The town of Terlingua

There was a crowd on the veranda listening to the musicians tell stories and play music.  When we came out after dinner the parking lot was full and there were a lot of people.  Friday night in Terlingua.
Val got a new pair of boots.  ;-)
From Terlingua it was a short drive to Tajitas and our hotel room.  Val was worn down although she did really well today considering she had a sore throat all day and wasn’t feeling at her best.  Tomorrow we continue our trip west and will be heading to Las Cruces, New Mexico where we’ll stay tomorrow night.

Road Trip to Houston: Big Bend National Park Day 1

Day 13

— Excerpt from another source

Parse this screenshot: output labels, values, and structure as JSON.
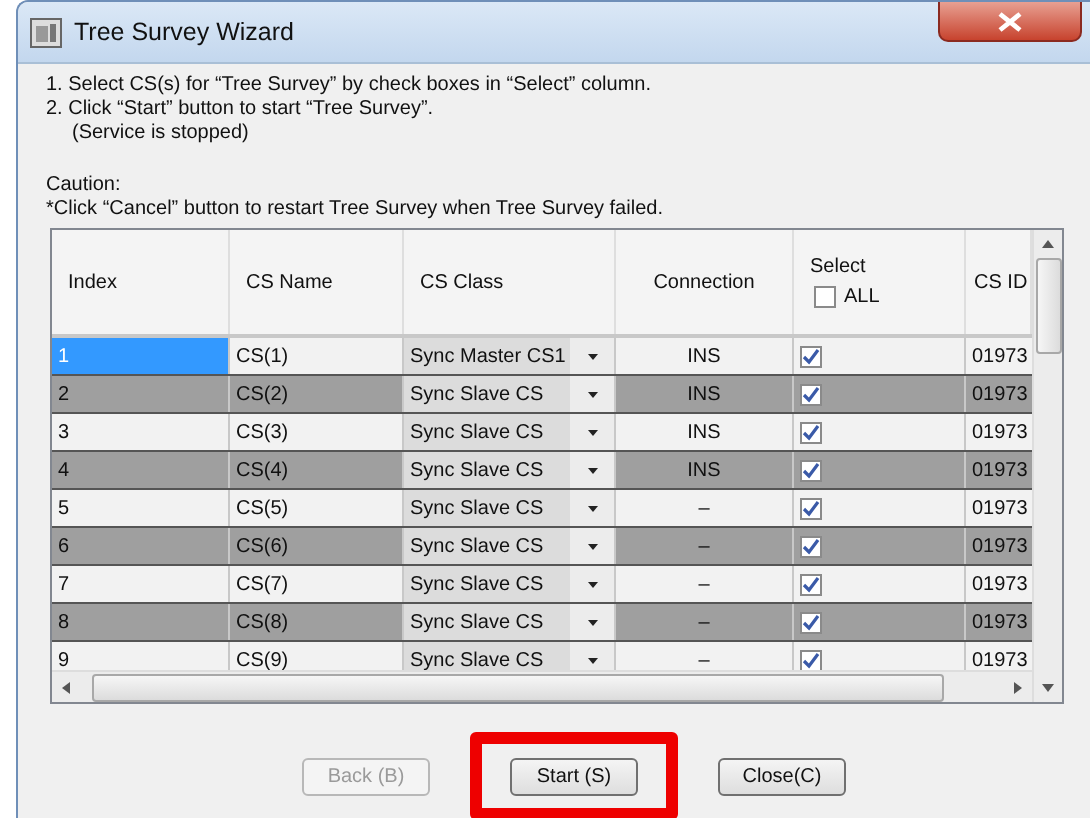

I had another bad night of coughing, but did get a little more sleep because we bought some cough syrup.  The bad news was that it only lasts about three hours so I was up several times to take a dose which meant we didn’t quite get the early start we wanted to, but were on the road by 9:30.

The mountains ahead are our destination for the day, Big Bend National Park.
Today was the first of two days we’ve set aside for exploring the park.  The first thing we did after driving into the park was to take Old Maverick Road, which is an improved dirt road just inside the western entrance to the park.  The scenery at first was pretty much the same arid landscape we’ve been seeing, but we soon got into a series of mountains, washes and rock formations.  There were very few others on the road, but we did see the ever present border patrol.  I won’t describe everything we saw as it’s easier to do it with photos.

Old Maverick Road
The "home" of an early settler in the area.

A yucca plant.

We took a short side road to an early settlement called Terlingua Abaja.
It's really hard to believe that people tried to settle and ranch this desolate and arid area.

The end of Old Maverick Road intersects the Ross Maxwell Scenic Drive, which is a paved road leading back to the main park road.  Right where the paved road starts there is a turnoff that leads to the Rio Grande River.  It was very interesting to stand on the shores of the Rio Grande and look across at Mexico.  The terrain is fairly mountainous and rugged here and it was also the start of Santa Elena Canyon, which is a deep canyon 8 miles long that the Rio Grande flows through.  You can hike part way into the canyon, which I started to do, but I really wasn’t up to much hiking today so didn’t get very far.  It’s a very interesting spot.

The Rio Grande River, or what there was of it.
Santa Elena Canyon. The cliff on the left is Mexico, and the cliff on the right is the USA.

I'm up on one of the overlooks.
Looking down at the Rio Grande.  Val is the lowest speck on the shore.
We drove on a little further to Castolon Visitor’s Center and General Store.  We had a pleasant lunch sitting in the shade before continuing on our drive.  Once again rather than describing everything with words, I will do it pictures we took along the way.

An old ranch house.

The temperature today was supposed to get into the low 90's, and by the time we finished our drive it was 85.  By this time it was mid-afternoon and I was getting tired so we decided to head back to the hotel so I could get some rest.

After spending the rest of the afternoon relaxing, we once again went to the hotel restaurant where we had dinner sitting out on the patio enjoying the balmy evening.  That was it for our day, tomorrow we will spend our final day in the park.

The entryway to the restaurant veranda.
Val enjoys another beautiful balmy evening in Lajitas.